In this week’s lesson, Apollo and Artemis explored a possible reason why the Minoan Civilisation, with its beautiful, unfortified palaces, and its incredible technology, was overthrown by the Mycenaeans.
We discussed how the Minoans did extensive trade, and probably had a very strong naval presence, which would have helped prevent attack, and may explain why their palaces did not seem to have defensive walls. Various ideas were offered by both groups on what might have happened to weaken the Minoan Civilisation, leaving them open to attack.
Some one suggested that perhaps invaders hid in their ships and then attacked when they arrived at Crete; another idea was that a small number of invaders arrived and it was the illnesses they carried which wiped out the civilisation. A few others thought that maybe some form of natural disaster – a storm, fog or an earthquake – destroyed the palaces.
We watched a small section of this very enjoyable and informative documentary on the Minoans to find out the clues which led archaeologists to the possible answer. Archaeologists discovered the presence of pumice stone high up on hills around a coastal Minoan settlement. They reasoned that they could have only got there from an enormous wave sweeping the stones onto the high land.
On the island of Santorini (or Thera), at around 1400 BC, there was a catastrophic volcanic eruption, one of the most devastating in recorded history. It would have instantly wiped out the Minoan settlements and palaces on the island itself, and the tsunami it produced would have destroyed the Minoan navy as well as the palaces in nearby Crete. This may have weakened the Minoan Civilisation, encouraging the Mycenaeans to take advantage of their fragile state and to invade.
Meanwhile, most of the island of Santorini actually sank, giving rise, perhaps, to the myth of Atlantlis, the story of a great civilisation which vanished without trace… You can read a very interesting article here on the scale and cultural significance of the eruption – what might have happened if the Minoans hadn’t been destroyed?
After this, we continued translating chapter three, which, appropriately enough, told the story of Jupiter deciding to flood the world and to destroy humankind, since they had become so wicked.
We did some sentence practice, too, to reinforce the idea of nouns changing to show if they are subjects or objects. Everyone did very well in remembering and recognising these changes!

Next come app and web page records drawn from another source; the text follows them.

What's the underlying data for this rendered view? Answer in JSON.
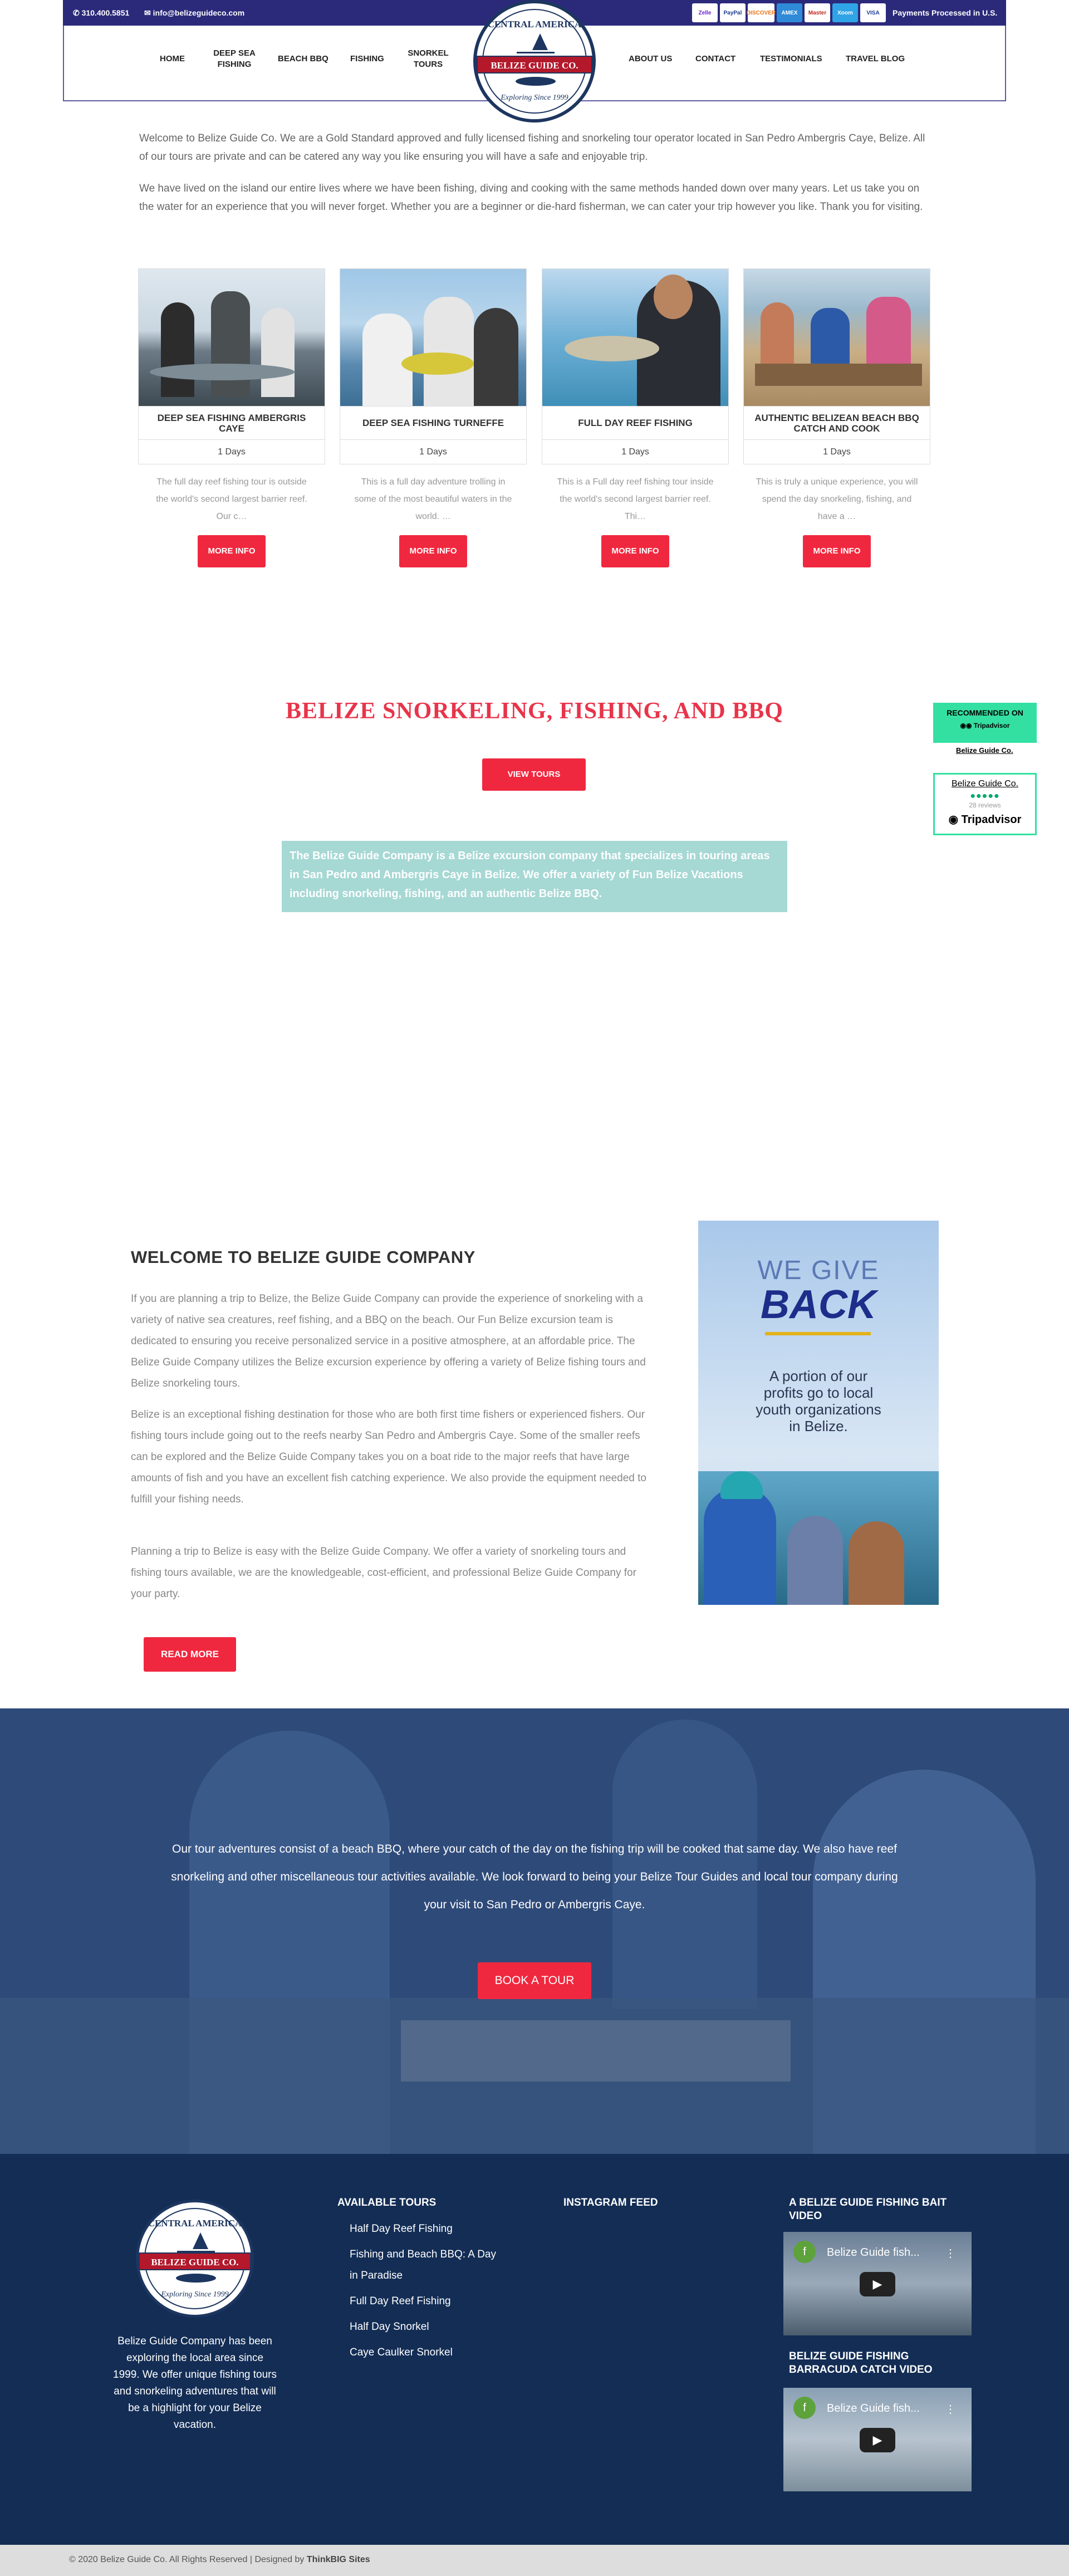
{
  "topbar": {
    "phone": "310.400.5851",
    "email": "info@belizeguideco.com",
    "payments": [
      "Zelle",
      "PayPal",
      "DISCOVER",
      "AMEX",
      "Master",
      "Xoom",
      "VISA"
    ],
    "processed": "Payments Processed in U.S."
  },
  "nav": {
    "home": "HOME",
    "deep_sea": "DEEP SEA FISHING",
    "beach_bbq": "BEACH BBQ",
    "fishing": "FISHING",
    "snorkel": "SNORKEL TOURS",
    "about": "ABOUT US",
    "contact": "CONTACT",
    "testimonials": "TESTIMONIALS",
    "blog": "TRAVEL BLOG"
  },
  "logo": {
    "top": "CENTRAL AMERICA",
    "name": "BELIZE GUIDE CO.",
    "bottom": "Exploring Since 1999"
  },
  "intro": {
    "p1": "Welcome to Belize Guide Co. We are a Gold Standard approved and fully licensed fishing and snorkeling tour operator located in San Pedro Ambergris Caye, Belize. All of our tours are private and can be catered any way you like ensuring you will have a safe and enjoyable trip.",
    "p2": "We have lived on the island our entire lives where we have been fishing, diving and cooking with the same methods handed down over many years. Let us take you on the water for an experience that you will never forget. Whether you are a beginner or die-hard fisherman, we can cater your trip however you like. Thank you for visiting."
  },
  "tours": [
    {
      "title": "DEEP SEA FISHING AMBERGRIS CAYE",
      "days": "1 Days",
      "desc": "The full day reef fishing tour is outside the world's second largest barrier reef. Our c…",
      "button": "MORE INFO"
    },
    {
      "title": "DEEP SEA FISHING TURNEFFE",
      "days": "1 Days",
      "desc": "This is a full day adventure trolling in some of the most beautiful waters in the world. …",
      "button": "MORE INFO"
    },
    {
      "title": "FULL DAY REEF FISHING",
      "days": "1 Days",
      "desc": "This is a Full day reef fishing tour inside the world's second largest barrier reef. Thi…",
      "button": "MORE INFO"
    },
    {
      "title": "AUTHENTIC BELIZEAN BEACH BBQ CATCH AND COOK",
      "days": "1 Days",
      "desc": "This is truly a unique experience, you will spend the day snorkeling, fishing, and have a …",
      "button": "MORE INFO"
    }
  ],
  "section2": {
    "heading": "BELIZE SNORKELING, FISHING, AND BBQ",
    "button": "VIEW TOURS",
    "teal": "The Belize Guide Company is a Belize excursion company that specializes in touring areas in San Pedro and Ambergris Caye in Belize. We offer a variety of Fun Belize Vacations including snorkeling, fishing, and an authentic Belize BBQ."
  },
  "tripadvisor": {
    "recommended": "RECOMMENDED ON",
    "brand": "Tripadvisor",
    "link": "Belize Guide Co.",
    "name": "Belize Guide Co.",
    "reviews": "28 reviews"
  },
  "welcome": {
    "heading": "WELCOME TO BELIZE GUIDE COMPANY",
    "p1": "If you are planning a trip to Belize, the Belize Guide Company can provide the experience of snorkeling with a variety of native sea creatures, reef fishing, and a BBQ on the beach. Our Fun Belize excursion team is dedicated to ensuring you receive personalized service in a positive atmosphere, at an affordable price. The Belize Guide Company utilizes the Belize excursion experience by offering a variety of Belize fishing tours and Belize snorkeling tours.",
    "p2": "Belize is an exceptional fishing destination for those who are both first time fishers or experienced fishers. Our fishing tours include going out to the reefs nearby San Pedro and Ambergris Caye. Some of the smaller reefs can be explored and the Belize Guide Company takes you on a boat ride to the major reefs that have large amounts of fish and you have an excellent fish catching experience. We also provide the equipment needed to fulfill your fishing needs.",
    "p3": "Planning a trip to Belize is easy with the Belize Guide Company. We offer a variety of snorkeling tours and fishing tours available, we are the knowledgeable, cost-efficient, and professional Belize Guide Company for your party.",
    "button": "READ MORE"
  },
  "giveback": {
    "line1": "WE GIVE",
    "line2": "BACK",
    "text": "A portion of our profits go to local youth organizations in Belize."
  },
  "hero": {
    "text": "Our tour adventures consist of a beach BBQ, where your catch of the day on the fishing trip will be cooked that same day. We also have reef snorkeling and other miscellaneous tour activities available. We look forward to being your Belize Tour Guides and local tour company during your visit to San Pedro or Ambergris Caye.",
    "button": "BOOK A TOUR"
  },
  "footer": {
    "about": "Belize Guide Company has been exploring the local area since 1999. We offer unique fishing tours and snorkeling adventures that will be a highlight for your Belize vacation.",
    "tours_heading": "AVAILABLE TOURS",
    "tours": [
      "Half Day Reef Fishing",
      "Fishing and Beach BBQ: A Day in Paradise",
      "Full Day Reef Fishing",
      "Half Day Snorkel",
      "Caye Caulker Snorkel"
    ],
    "instagram": "INSTAGRAM FEED",
    "video1_heading": "A BELIZE GUIDE FISHING BAIT VIDEO",
    "video1_title": "Belize Guide fish...",
    "video2_heading": "BELIZE GUIDE FISHING BARRACUDA CATCH VIDEO",
    "video2_title": "Belize Guide fish..."
  },
  "copyright": {
    "text": "© 2020 Belize Guide Co. All Rights Reserved | Designed by ",
    "designer": "ThinkBIG Sites"
  },
  "colors": {
    "navy": "#2b2a7a",
    "accent": "#f0283f",
    "teal": "#a6d8d4",
    "footer": "#132d55",
    "tripadvisor": "#34e0a1"
  }
}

Write a speech on the topic: was Jupiter right to flood the world?
It can be from any perspective – man, woman, child, animal, another god or goddess, or even Jupiter himself! It needs to be at least one side of your exercise book and it needs to be persuasive!
Apollo – please hand your homework in on Tuesday 3rd October.
Artemis – please hand in your homework on Wednesday 4th October.
I look forwarding to reading – and also hearing! – these speeches!